“Lovely words,” is how in part Christie Blatchford describes the conduct of the Clerk of the Privy Council in the waning months of the career from which he has now resigned over the SNC Lavalin affair.
I’ve stated several times that the central focus of the SNC affair is the pursuit of justice. This is the thing most often overlooked. Justice is a profoundly moral principle. To lift any other concern above it is to make the wrong choice between the good and the evil and to make concessions to the profit of the latter.
To justice now add integrity. Integrity is knowing your own mind and not trying to fake it.
According to Blatchford, “. . . Wernick saw himself, as a man of improbably high non-partisan standards, . . ..” Wikipedia describes this top clerk’s job as providing policy-sensitive advice to a politically-sensitive Prime Minister’s Office. Properly understood this means the Clerk of the Privy Council is only an impartial and trusted advisor.
Blatchford’s article and all of the news, including Wernick’s statements to the parliamentary justice committee show quite clearly that the top clerk was a major part of the pressure campaign against Jody Wilson-Raybould regarding the proposed SNC Deferred Prosecution Agreement. As Blatchford puts it, “even by Wernick’s own testimony he was certainly an active part of it.”
Wernick has resigned because he’s been called out by the opposition. If the Liberal government goes down to the opposition in the election he would be out of a job anyway, no doubt. So much for the impartiality of a “policy-sensitive” advisor, whose career depends on a “politically-sensitive” Prime Minister’s Office.
There’s more corruption and underhanded dealing to be revealed in the years ahead. So far, the reaction of those in power can be seen in the attitude of Mr. Wernick. Blatchford observes the following:
When Conservative MP Lisa Raitt asked him, this at his second committee appearance, if he could understand how Canadians might be disturbed “to see that former clerks who are now chairs of boards of SNC-Lavalin have easy access and immediate access into the central office of this government,” Wernick replied, “No.”

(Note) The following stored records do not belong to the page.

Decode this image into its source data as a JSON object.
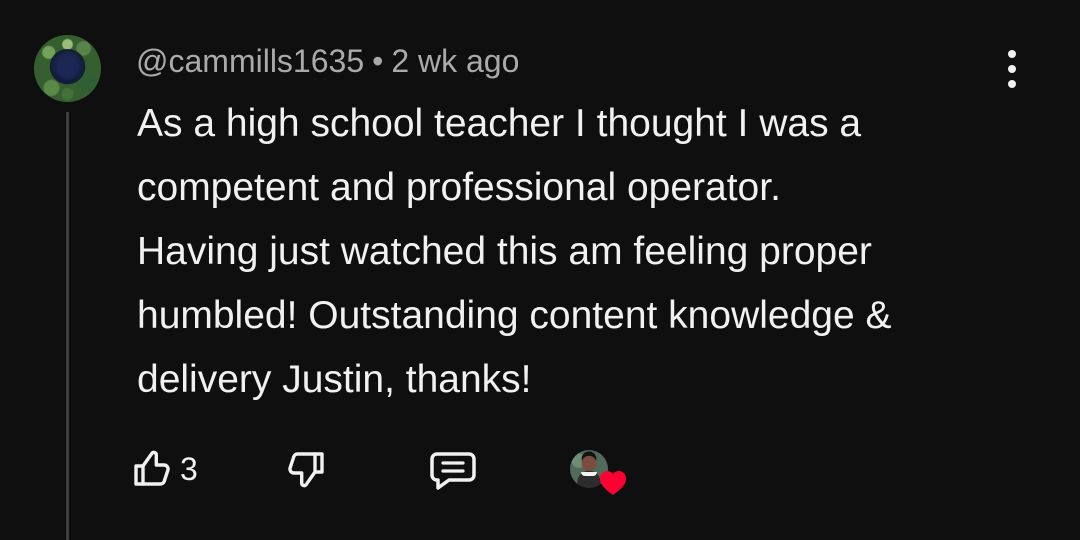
{
  "comment": {
    "author": "@cammills1635",
    "separator": "•",
    "time": "2 wk ago",
    "body_lines": [
      "As a high school teacher I thought I was a",
      "competent and professional operator.",
      "Having just watched this am feeling proper",
      "humbled! Outstanding content knowledge &",
      "delivery Justin, thanks!"
    ]
  },
  "actions": {
    "like_count": "3",
    "icons": {
      "more": "more-vertical-icon",
      "like": "thumbs-up-icon",
      "dislike": "thumbs-down-icon",
      "reply": "reply-comment-icon",
      "heart": "heart-icon"
    }
  },
  "colors": {
    "background": "#0f0f0f",
    "text": "#f1f1f1",
    "metadata": "#aaaaaa",
    "heart": "#ff0033",
    "thread_line": "#3f3f3f"
  }
}
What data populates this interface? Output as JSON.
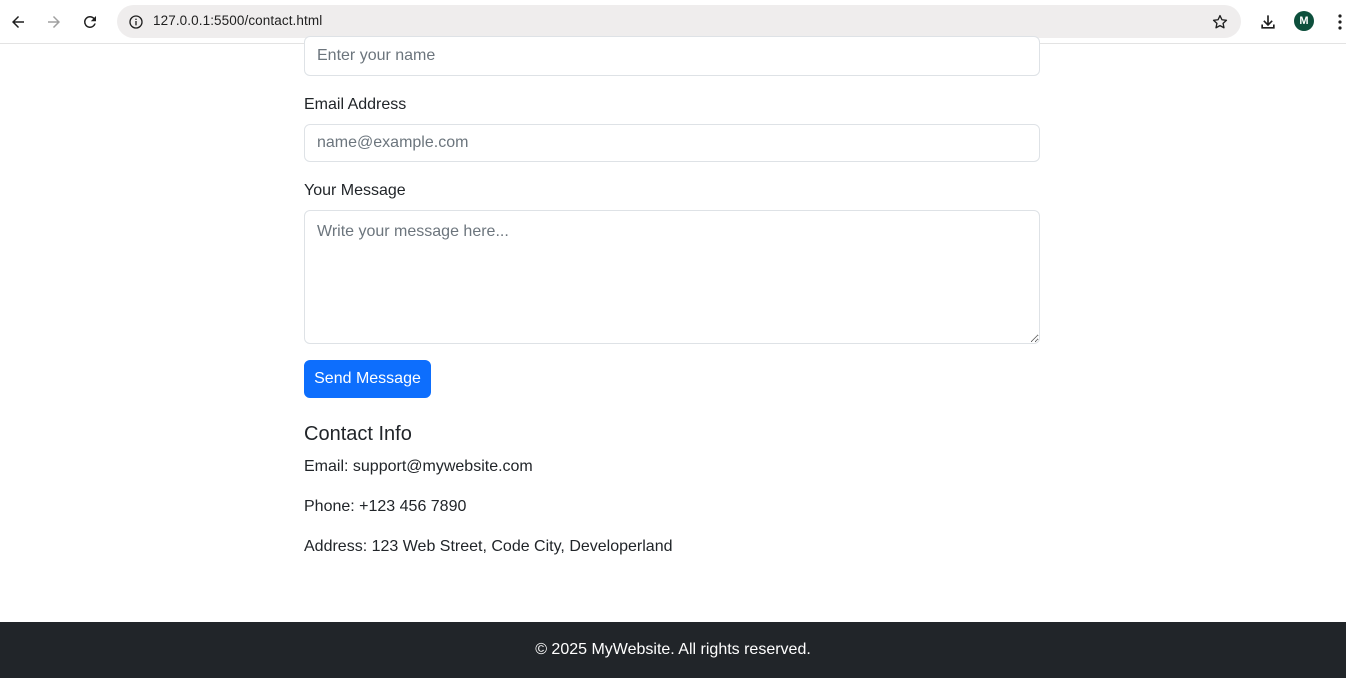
{
  "browser": {
    "url": "127.0.0.1:5500/contact.html",
    "avatar_initial": "M",
    "icons": {
      "back": "back-arrow-icon",
      "forward": "forward-arrow-icon",
      "reload": "reload-icon",
      "site_info": "info-circle-icon",
      "bookmark": "star-icon",
      "download": "download-icon",
      "menu": "kebab-menu-icon"
    }
  },
  "form": {
    "name_placeholder": "Enter your name",
    "email_label": "Email Address",
    "email_placeholder": "name@example.com",
    "message_label": "Your Message",
    "message_placeholder": "Write your message here...",
    "submit_label": "Send Message"
  },
  "contact_info": {
    "heading": "Contact Info",
    "email": "Email: support@mywebsite.com",
    "phone": "Phone: +123 456 7890",
    "address": "Address: 123 Web Street, Code City, Developerland"
  },
  "footer": {
    "text": "© 2025 MyWebsite. All rights reserved."
  },
  "colors": {
    "primary_button": "#0d6efd",
    "footer_background": "#212529",
    "avatar_background": "#0d4f3c"
  }
}
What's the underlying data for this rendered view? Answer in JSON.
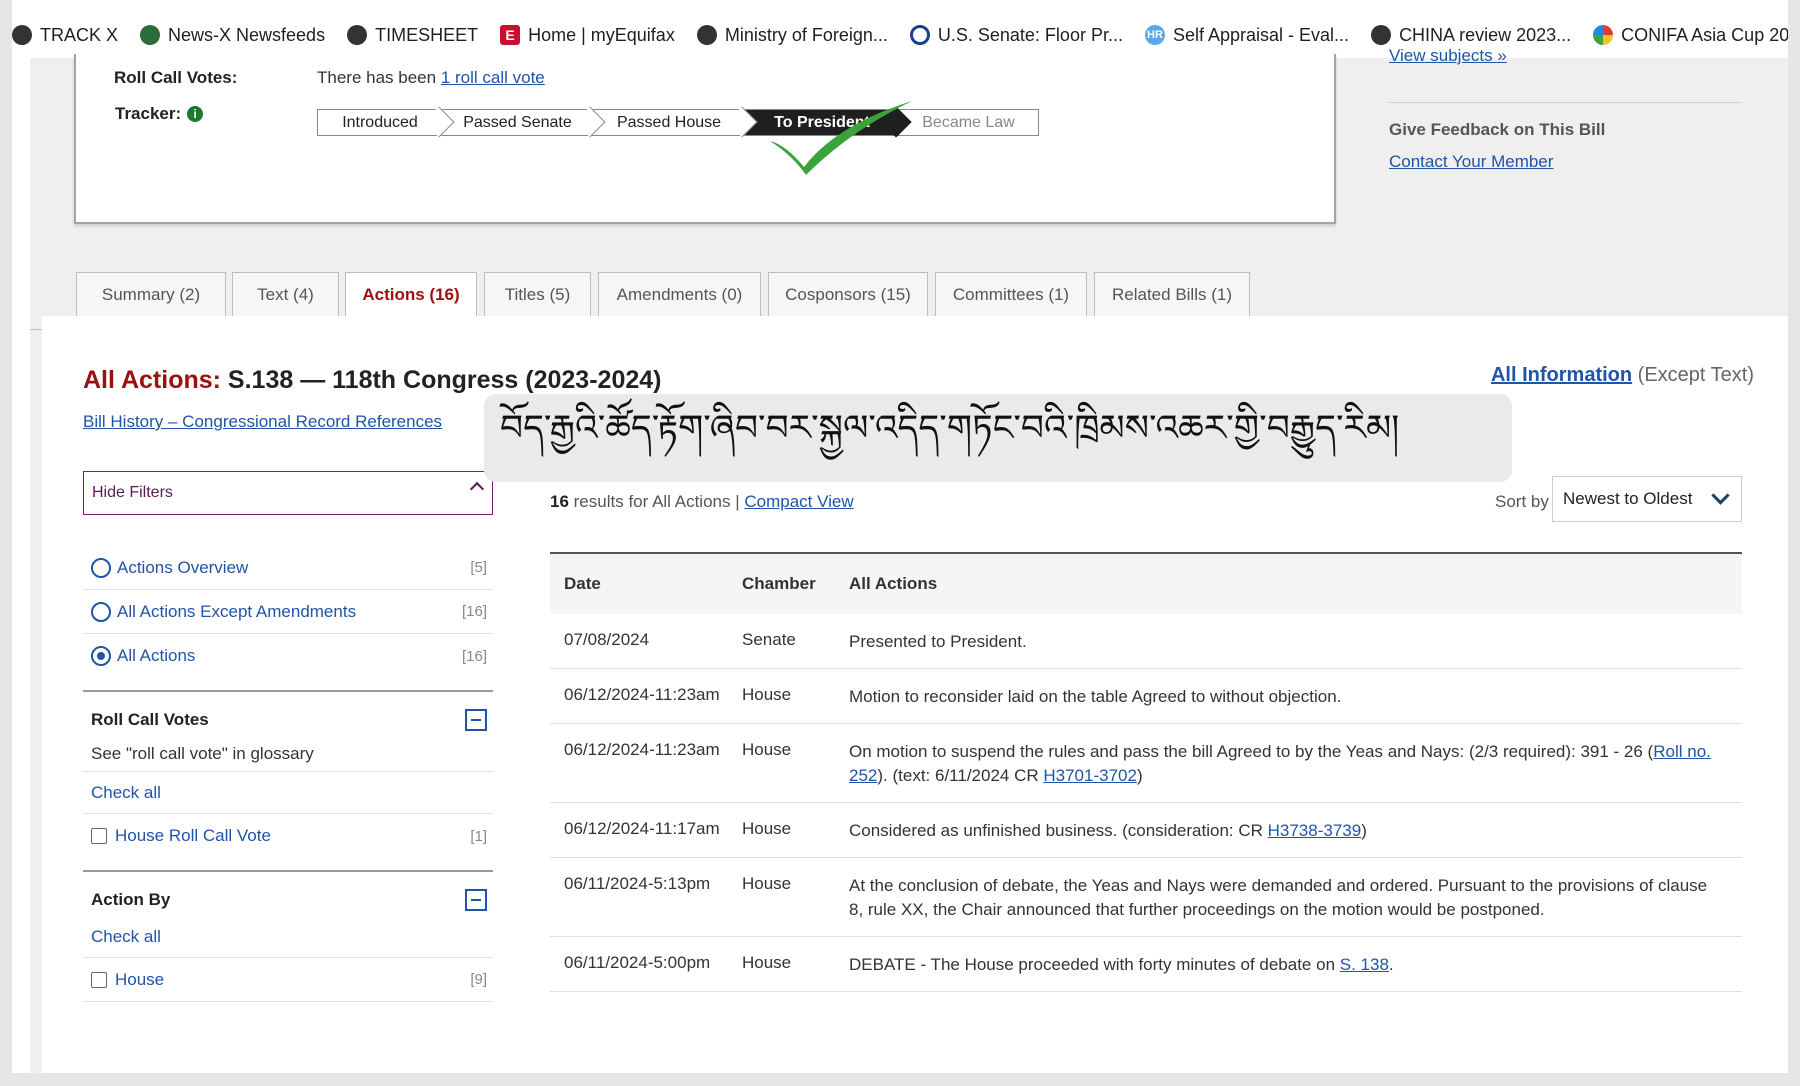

So insulated from what ordinary Canadians might think about the government and big business nexus, Wernick apparently didn’t care much either. Just, “no”.